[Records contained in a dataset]
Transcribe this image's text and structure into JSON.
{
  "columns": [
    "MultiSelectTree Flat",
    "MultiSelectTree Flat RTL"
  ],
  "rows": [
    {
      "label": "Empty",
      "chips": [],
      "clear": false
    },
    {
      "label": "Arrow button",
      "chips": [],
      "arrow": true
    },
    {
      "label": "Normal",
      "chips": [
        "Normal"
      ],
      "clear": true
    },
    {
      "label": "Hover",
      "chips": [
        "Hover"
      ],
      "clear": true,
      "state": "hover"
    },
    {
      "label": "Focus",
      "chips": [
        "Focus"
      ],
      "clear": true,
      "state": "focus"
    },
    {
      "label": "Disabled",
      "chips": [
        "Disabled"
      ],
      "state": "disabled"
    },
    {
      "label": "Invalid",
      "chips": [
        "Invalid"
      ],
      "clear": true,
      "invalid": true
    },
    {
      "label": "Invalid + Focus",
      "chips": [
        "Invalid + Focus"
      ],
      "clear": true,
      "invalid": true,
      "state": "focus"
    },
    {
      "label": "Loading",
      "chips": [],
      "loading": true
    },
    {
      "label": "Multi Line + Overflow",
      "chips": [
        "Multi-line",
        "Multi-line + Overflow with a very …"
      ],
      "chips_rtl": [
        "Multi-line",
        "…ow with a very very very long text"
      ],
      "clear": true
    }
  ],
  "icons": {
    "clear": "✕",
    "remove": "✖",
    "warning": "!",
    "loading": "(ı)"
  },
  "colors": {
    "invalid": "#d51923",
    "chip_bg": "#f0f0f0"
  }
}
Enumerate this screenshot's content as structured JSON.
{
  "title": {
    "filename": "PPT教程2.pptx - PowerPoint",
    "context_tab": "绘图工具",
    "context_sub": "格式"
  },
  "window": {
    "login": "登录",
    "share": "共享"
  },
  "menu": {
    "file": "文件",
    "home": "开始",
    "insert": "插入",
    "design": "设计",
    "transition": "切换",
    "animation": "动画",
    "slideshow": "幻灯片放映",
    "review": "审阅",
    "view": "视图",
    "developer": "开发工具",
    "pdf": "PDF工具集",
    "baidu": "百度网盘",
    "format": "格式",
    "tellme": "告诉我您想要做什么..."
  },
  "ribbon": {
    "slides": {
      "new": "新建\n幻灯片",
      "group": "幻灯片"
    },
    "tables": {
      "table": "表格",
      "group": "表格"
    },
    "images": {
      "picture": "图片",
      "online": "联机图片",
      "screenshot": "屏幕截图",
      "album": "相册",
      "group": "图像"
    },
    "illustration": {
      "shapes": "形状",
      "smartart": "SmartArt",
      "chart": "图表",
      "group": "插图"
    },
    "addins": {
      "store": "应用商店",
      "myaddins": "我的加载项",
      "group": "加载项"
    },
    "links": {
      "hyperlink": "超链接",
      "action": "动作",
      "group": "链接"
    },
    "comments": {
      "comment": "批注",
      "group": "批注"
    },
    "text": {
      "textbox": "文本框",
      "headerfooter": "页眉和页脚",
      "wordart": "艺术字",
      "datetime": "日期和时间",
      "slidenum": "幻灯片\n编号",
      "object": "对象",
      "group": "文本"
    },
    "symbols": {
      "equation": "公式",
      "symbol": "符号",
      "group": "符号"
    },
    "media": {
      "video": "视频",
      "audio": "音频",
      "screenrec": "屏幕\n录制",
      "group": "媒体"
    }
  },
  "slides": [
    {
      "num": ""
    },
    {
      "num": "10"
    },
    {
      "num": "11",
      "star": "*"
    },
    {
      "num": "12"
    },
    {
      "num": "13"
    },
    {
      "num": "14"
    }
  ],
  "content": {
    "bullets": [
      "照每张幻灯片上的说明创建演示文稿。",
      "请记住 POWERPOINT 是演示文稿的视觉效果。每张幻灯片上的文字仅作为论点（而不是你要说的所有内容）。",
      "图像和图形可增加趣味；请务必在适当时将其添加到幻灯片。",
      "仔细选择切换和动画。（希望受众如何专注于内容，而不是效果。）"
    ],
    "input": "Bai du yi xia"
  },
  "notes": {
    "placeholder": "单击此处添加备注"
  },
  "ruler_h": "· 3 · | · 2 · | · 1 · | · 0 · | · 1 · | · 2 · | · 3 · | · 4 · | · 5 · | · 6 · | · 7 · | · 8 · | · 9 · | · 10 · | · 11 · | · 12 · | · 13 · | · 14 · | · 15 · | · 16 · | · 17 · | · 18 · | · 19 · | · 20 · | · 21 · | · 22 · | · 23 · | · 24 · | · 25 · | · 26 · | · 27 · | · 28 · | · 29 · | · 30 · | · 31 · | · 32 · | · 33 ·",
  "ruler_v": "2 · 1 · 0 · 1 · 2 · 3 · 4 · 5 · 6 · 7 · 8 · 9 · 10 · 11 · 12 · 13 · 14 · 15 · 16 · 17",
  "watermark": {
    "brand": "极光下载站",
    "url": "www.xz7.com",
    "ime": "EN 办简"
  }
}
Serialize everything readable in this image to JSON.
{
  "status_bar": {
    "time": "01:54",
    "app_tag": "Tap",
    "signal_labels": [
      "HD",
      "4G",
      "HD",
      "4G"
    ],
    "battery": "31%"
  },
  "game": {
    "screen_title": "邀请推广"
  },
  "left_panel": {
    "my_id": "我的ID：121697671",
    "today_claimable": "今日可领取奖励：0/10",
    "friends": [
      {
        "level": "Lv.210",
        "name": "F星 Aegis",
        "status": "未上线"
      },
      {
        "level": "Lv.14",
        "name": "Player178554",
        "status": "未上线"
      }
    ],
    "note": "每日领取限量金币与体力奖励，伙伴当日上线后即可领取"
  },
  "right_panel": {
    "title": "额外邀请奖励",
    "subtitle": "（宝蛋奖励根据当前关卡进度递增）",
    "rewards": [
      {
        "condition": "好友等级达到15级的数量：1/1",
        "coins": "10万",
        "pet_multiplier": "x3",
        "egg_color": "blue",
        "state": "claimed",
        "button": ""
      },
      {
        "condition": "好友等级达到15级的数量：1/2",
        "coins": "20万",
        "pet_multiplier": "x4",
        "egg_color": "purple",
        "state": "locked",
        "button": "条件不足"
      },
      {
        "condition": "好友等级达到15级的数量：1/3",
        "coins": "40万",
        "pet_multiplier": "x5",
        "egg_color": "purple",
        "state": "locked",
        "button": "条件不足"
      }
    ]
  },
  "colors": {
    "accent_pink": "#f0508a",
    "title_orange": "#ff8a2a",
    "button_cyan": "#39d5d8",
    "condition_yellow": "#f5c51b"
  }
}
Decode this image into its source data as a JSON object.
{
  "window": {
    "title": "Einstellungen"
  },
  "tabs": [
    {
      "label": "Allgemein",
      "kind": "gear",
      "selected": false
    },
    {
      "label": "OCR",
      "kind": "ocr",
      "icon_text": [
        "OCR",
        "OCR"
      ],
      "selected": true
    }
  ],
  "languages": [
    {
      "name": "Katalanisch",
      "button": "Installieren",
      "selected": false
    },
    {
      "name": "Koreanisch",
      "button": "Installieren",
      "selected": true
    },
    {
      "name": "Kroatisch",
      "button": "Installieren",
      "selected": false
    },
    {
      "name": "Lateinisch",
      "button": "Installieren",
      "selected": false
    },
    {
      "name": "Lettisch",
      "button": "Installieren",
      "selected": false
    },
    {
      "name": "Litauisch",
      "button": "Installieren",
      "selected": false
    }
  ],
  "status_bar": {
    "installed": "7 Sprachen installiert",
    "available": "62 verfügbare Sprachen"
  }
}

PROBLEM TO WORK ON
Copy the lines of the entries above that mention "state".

RESPONSE AREA
      "state": "hover"
      "state": "focus"
      "state": "disabled"
      "state": "focus"
        "state": "claimed",
        "state": "locked",
        "state": "locked",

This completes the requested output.